• Viral badge

Pete Wentz Is Trending On Twitter Because Many People Are Just Finding Out He's Biracial

The conversation was prompted when a tweet about Pete's former anti-racism band went viral.

If you've been on Twitter recently, you've probably noticed that Pete Wentz is trending.

Twitter user @ProfessorBLove tweeted a surprising fact about Pete and Pete's Fall Out Boy bandmate Andy Hurley.

Never forget that 2 members of Fall Out Boy were in a punk band called Racetraitor. They wrote anti-racist and anti-imperialist songs. The name of their first EP is called "Burn The Idol Of The White Messiah". https://t.co/C3LmlVCNgP

"Never forget that 2 members of Fall Out Boy were in a punk band called Racetraitor. They wrote anti-racist and anti-imperialist songs. The name of their first EP is called 'Burn The Idol Of The White Messiah'," he wrote.

Neither Pete nor Andy was an original member of the band, which formed in 1996. In the biography Fall Out Boy — Our Lawyer Made Us Change the Name of This Book so We Wouldn't Get Sued, it's mentioned that Andy took over for Racetraitor's original drummer, Karl Hlavinka, so Karl could become the band's second guitarist. As for Pete, he temporarily joined the band when bassist Brent Decker left.

People who weren't familiar with Racetraitor were pleasantly surprised to learn that two of Fall Out Boy's members were part of an anti-racism band before becoming pop punk legends. But Pete in particular is trending because, thanks to the tweet about Racetraitor, many are just finding out that he is actually biracial.

Every time Twitter learns Pete Wentz is half black is always a hilarious day.

Pete Wentz is trending, and the weird fascination people have with picking apart the features of "racially ambiguous" folx is pretty creepy. Also, I went to high school w/ Pete, but I don't remember him (nor would he remember me), which is weird b/c it was a small school.

It's that time of the year when people learn Pete Wentz is Black.....(again).

His mom, Dale, is half Black.

Although many assumed that Pete is white, he is one of the most prominent BIPOC to emerge from the Myspace-era emo scene, which unfortunately was known for being centered on white men.

People's realization that Pete is biracial has brought up an important conversation about BIPOC representation.
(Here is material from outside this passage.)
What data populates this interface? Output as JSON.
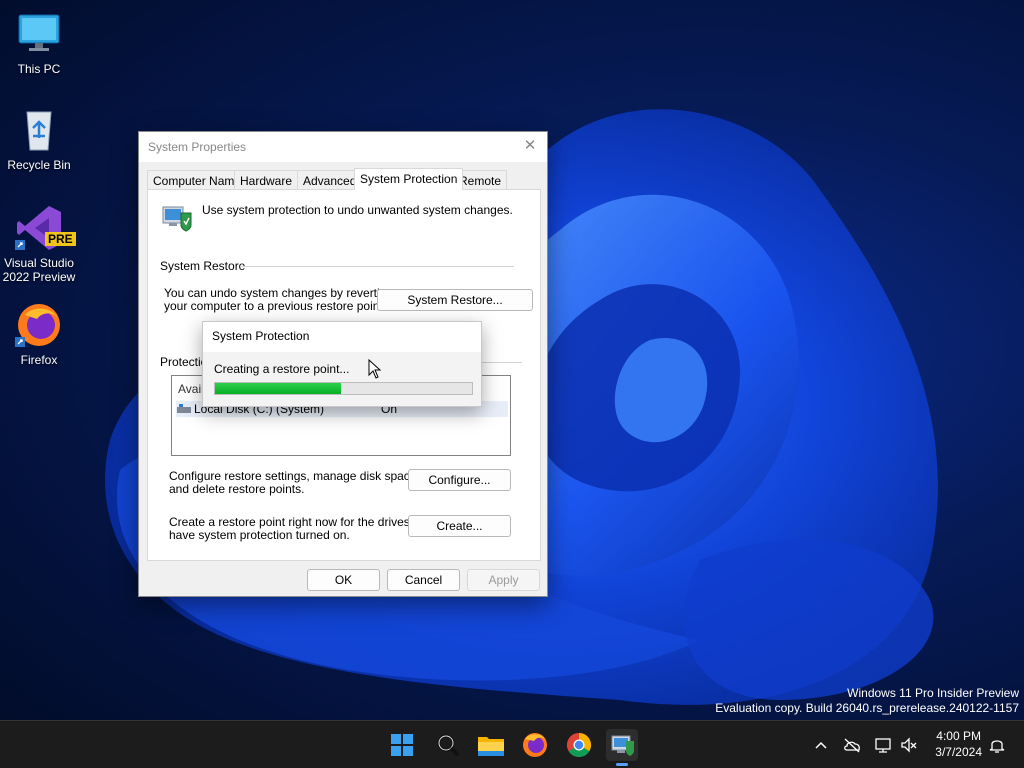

As comedian Jaboukie Young-White tweeted back in 2018, being a "white-passing" BIPOC is complicated.

me: pete wentz is black also me: tea also also me: you’re perpetuating the one drop rule by considering someone as white passing as pete wentz black also also also me: tea also also also also me: either way pete wentz can say nigga also also also also also me: tea

Though Pete benefits from white privilege, many pointed out how he is criticized whenever he shows sides of his Black culture.

if there's a reason why pete wentz never talks about him being black is because you fuckers bully him into deleting and being ashamed of it. fuck every single person who trashed him for wearing cornrows. fuck you all for whitewashing him for so long.

i'm not running a pete wentz tumblr on the side filled with his arma angelus days before he was oppressed and whitewashed for you to say he's not half black.

"pete wentz has never acknowledged he's black" oh so yall wanna talk about how the media whitewashed him or the fact that when he wore his natural hair yall called him a freak and said he looked bad or the fact that he recognizes his privilege and never misuses black culture?

Others are also calling out people for making Pete take down his now-deleted tweets saying that his followers should watch the video of George Floyd's last moments so they'll understand racial injustice better.

to the people who bullied pete wentz into deleting his tweets, fuck you.

You mean to tell me, y'all bullied Pete Wentz so much that he was too scared to talk about being Bi-racial??? This is why us white passing mixed kids are hesitant to say we are mixed cause y'all fucking bully us and say we aren't.

In an interview with Kerrang!, Pete opened up about growing up in a biracial family and how he found strength in being different from his white peers:

“The only thing that was a little weird is our family is mixed race, and it was a super-white neighborhood, so it was like, ‘Oh…I don’t look like any of the people that I live near in this community.’ But there was no great sadness to it. If anything, it made me be like, ‘Well, I’m just who I am.’ It gave me armor.”